By: Benedict Mander

Shortly after interest rates in Argentina were unexpectedly raised by 150 basis points to 26.25 per cent last month, a joke began to circulate on Twitter with a picture of Federico Sturzenegger, the central bank governor, above the caption: “Keep calm and carry trade”. The adaptation of the British wartime slogan was apt.
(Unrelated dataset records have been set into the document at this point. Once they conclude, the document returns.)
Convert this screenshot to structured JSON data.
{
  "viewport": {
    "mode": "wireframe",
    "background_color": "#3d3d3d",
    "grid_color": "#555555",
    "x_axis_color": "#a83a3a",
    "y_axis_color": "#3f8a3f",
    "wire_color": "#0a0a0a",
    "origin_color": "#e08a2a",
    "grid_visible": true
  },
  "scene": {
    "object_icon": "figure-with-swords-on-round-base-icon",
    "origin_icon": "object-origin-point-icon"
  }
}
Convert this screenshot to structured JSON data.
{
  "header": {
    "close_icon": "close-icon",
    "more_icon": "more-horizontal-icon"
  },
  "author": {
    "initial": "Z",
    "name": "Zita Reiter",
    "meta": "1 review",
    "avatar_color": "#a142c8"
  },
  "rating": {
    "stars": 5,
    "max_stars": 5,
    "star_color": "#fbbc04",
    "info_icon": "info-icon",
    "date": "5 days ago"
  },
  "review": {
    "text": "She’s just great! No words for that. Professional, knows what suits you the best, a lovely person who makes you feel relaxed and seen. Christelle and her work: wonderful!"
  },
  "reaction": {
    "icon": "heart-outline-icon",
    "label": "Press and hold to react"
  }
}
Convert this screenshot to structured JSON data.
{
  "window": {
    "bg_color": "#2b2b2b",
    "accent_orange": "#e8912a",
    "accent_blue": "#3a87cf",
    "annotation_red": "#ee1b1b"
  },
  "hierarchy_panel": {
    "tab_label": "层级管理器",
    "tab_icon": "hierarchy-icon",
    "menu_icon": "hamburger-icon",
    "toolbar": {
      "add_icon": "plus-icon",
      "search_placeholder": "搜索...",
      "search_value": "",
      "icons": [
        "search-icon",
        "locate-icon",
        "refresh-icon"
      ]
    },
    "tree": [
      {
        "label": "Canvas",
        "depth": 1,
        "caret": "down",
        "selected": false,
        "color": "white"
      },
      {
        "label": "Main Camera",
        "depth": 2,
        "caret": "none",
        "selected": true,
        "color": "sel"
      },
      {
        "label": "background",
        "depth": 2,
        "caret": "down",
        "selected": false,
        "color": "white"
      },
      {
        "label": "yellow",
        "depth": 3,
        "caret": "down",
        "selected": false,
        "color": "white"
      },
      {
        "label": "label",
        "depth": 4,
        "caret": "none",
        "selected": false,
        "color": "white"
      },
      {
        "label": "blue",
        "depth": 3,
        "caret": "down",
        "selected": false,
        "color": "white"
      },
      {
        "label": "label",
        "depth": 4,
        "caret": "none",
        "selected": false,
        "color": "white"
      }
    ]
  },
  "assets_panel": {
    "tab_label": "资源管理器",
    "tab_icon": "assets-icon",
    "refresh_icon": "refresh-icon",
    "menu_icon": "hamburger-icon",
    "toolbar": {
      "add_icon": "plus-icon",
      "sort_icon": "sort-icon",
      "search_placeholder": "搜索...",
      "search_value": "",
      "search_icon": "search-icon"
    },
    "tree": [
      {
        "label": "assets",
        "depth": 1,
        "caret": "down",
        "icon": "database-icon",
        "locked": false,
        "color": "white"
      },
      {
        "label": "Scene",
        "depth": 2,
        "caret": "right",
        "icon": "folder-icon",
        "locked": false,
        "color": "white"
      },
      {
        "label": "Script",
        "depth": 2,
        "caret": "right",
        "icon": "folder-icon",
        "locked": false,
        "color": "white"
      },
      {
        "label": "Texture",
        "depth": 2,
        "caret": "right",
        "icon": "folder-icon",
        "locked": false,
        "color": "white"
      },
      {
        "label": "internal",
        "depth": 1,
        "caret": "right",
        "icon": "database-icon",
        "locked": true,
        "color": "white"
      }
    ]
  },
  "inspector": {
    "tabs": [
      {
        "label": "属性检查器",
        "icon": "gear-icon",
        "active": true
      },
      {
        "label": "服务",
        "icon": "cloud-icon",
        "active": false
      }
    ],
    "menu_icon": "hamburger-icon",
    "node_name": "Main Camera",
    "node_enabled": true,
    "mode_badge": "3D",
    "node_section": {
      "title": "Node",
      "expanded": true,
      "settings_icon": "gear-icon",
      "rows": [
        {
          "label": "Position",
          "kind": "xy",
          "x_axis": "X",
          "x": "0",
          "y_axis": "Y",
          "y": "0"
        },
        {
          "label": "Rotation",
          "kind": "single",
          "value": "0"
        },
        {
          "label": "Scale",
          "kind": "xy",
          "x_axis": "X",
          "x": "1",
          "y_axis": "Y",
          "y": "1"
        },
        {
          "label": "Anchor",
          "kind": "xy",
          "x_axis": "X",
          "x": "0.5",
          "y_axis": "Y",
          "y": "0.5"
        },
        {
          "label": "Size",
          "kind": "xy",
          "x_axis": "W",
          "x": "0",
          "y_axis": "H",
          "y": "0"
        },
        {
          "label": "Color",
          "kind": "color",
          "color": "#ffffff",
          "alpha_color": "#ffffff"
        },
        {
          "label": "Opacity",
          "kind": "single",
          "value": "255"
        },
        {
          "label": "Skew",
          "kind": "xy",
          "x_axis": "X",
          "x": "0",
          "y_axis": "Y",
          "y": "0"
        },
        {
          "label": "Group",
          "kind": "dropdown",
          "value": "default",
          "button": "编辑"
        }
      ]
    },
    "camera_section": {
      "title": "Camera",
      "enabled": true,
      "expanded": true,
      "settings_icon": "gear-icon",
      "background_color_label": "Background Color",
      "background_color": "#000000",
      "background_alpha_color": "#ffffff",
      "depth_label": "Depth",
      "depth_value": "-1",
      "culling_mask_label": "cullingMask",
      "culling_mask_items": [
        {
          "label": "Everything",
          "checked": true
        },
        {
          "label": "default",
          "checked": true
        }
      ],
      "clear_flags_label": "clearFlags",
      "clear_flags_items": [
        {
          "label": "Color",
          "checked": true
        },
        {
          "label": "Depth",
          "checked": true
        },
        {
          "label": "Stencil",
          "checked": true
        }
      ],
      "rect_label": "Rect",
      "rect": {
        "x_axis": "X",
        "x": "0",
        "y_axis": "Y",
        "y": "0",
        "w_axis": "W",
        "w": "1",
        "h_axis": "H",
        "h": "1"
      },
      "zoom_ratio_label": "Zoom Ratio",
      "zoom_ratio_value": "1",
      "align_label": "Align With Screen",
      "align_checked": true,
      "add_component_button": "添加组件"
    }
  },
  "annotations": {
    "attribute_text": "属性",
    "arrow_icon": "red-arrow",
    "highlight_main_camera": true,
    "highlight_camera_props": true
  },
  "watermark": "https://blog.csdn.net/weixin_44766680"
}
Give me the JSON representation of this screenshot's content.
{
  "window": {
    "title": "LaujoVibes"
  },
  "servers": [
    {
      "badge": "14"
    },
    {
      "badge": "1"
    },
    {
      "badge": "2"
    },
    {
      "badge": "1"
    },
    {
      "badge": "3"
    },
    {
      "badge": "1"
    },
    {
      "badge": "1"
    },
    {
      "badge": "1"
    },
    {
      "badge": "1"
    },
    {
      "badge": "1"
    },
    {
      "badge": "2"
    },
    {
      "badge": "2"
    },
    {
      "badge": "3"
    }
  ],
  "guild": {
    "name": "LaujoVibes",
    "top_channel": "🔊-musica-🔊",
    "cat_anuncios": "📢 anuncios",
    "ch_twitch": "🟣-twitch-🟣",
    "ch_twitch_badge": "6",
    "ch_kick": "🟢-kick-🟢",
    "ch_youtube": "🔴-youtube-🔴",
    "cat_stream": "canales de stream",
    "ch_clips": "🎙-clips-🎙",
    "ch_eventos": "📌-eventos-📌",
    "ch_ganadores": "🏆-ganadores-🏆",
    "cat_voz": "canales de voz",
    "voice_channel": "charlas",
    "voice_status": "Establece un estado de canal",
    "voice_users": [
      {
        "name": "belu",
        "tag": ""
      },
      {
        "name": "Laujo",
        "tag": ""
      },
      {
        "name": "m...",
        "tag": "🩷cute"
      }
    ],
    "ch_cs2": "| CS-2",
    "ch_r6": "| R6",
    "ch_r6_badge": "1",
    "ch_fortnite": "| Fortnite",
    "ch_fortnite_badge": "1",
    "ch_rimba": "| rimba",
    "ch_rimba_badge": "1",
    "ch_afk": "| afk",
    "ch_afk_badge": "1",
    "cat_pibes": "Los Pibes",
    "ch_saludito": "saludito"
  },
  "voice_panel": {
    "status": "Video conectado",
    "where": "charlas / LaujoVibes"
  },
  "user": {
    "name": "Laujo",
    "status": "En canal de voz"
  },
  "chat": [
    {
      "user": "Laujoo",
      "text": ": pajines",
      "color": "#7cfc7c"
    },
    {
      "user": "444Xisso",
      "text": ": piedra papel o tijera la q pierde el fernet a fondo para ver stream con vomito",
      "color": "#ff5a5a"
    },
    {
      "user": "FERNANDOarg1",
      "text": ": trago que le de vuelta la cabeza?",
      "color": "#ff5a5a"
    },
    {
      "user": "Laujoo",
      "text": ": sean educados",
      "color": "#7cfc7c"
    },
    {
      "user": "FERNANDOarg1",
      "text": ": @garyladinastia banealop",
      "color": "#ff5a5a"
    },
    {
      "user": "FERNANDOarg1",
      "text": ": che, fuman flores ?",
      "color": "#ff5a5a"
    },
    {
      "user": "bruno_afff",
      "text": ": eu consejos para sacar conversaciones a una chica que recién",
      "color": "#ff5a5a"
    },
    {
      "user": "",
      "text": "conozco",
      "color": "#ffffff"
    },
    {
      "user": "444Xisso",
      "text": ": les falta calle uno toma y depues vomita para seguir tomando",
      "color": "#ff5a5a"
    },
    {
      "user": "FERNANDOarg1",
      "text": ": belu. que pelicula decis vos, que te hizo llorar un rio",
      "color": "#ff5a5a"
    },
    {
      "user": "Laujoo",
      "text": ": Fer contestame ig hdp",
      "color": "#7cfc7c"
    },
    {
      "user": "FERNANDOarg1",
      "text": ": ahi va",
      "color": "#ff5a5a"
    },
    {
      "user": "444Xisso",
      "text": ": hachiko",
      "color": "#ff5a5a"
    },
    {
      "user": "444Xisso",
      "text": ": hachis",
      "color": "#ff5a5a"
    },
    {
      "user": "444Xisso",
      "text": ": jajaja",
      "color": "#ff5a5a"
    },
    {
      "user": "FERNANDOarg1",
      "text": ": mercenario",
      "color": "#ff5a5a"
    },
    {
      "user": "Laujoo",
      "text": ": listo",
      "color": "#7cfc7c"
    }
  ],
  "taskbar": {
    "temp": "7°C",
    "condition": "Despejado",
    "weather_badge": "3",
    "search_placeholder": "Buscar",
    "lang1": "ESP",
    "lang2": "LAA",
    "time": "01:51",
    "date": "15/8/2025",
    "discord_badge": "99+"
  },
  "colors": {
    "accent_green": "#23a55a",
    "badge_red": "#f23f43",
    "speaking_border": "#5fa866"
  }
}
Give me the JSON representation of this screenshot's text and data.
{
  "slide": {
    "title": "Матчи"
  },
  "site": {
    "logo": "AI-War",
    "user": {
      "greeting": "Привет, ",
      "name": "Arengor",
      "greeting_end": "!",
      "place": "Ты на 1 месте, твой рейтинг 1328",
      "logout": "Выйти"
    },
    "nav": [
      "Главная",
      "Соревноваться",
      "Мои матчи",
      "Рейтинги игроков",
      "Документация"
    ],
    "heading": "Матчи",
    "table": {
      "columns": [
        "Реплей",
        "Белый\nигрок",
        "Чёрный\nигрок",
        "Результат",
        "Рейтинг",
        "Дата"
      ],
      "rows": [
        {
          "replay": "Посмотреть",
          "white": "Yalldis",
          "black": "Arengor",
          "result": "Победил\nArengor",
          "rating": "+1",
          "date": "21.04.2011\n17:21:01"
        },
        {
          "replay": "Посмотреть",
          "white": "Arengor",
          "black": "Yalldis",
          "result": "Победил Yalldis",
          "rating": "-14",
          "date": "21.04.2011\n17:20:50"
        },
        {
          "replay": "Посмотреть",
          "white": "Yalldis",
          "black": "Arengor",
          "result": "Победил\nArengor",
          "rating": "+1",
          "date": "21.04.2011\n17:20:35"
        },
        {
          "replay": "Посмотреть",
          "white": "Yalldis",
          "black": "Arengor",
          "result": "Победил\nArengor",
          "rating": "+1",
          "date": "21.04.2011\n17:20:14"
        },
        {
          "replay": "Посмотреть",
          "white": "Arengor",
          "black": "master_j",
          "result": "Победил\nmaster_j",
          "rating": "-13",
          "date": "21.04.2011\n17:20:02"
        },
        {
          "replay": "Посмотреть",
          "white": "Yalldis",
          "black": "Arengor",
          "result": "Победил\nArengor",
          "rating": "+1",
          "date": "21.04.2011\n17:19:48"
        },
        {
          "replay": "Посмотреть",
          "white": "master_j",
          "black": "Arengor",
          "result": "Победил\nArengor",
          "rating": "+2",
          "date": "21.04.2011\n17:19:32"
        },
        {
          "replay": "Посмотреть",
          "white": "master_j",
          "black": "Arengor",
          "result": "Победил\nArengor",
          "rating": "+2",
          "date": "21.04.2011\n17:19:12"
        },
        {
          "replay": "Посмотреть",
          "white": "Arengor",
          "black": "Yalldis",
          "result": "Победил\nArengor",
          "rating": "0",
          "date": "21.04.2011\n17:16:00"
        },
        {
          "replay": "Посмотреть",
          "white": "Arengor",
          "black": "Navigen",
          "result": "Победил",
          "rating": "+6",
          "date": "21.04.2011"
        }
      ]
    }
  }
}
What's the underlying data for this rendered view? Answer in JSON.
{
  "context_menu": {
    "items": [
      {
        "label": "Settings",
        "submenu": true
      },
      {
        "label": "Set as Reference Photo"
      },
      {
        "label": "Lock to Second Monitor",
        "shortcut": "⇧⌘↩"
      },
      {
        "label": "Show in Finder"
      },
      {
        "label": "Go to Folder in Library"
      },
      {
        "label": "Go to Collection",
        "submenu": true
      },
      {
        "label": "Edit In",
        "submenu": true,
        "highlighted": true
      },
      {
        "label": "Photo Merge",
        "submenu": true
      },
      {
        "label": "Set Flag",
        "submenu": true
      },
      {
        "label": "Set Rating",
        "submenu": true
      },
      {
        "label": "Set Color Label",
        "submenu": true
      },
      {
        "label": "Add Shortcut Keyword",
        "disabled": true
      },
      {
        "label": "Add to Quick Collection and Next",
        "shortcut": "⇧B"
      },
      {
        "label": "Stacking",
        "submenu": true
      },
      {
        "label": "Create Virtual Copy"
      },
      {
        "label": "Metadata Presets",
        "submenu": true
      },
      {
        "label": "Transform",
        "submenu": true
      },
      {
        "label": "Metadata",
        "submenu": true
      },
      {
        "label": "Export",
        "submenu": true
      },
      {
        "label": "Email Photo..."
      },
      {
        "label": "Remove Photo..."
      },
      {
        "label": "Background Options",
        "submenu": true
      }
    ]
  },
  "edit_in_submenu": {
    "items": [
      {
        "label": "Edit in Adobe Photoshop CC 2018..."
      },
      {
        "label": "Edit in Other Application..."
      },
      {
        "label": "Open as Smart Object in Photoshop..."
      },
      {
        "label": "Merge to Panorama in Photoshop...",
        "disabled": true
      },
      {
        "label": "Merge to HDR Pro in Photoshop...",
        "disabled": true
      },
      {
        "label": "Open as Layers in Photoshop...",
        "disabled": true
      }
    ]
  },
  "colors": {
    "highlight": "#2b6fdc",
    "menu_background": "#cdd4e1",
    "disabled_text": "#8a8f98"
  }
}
The “carry trade”, where investors borrow at lower interest rates in one currency to invest at higher rates in another currency, has been raging in Argentina since a pro-market government led by President Mauricio Macri freed up capital flows after taking power in December 2015. Today there is almost $27bn invested in central bank debt instruments that mature in 30 days or less, investors’ favourite vehicle for the carry trade. “Over the course of the last year, Argentina has certainly been one of the juiciest carry trades in emerging markets,” says Patrick Esteruelas, global head of research at Emso Asset Management in New York.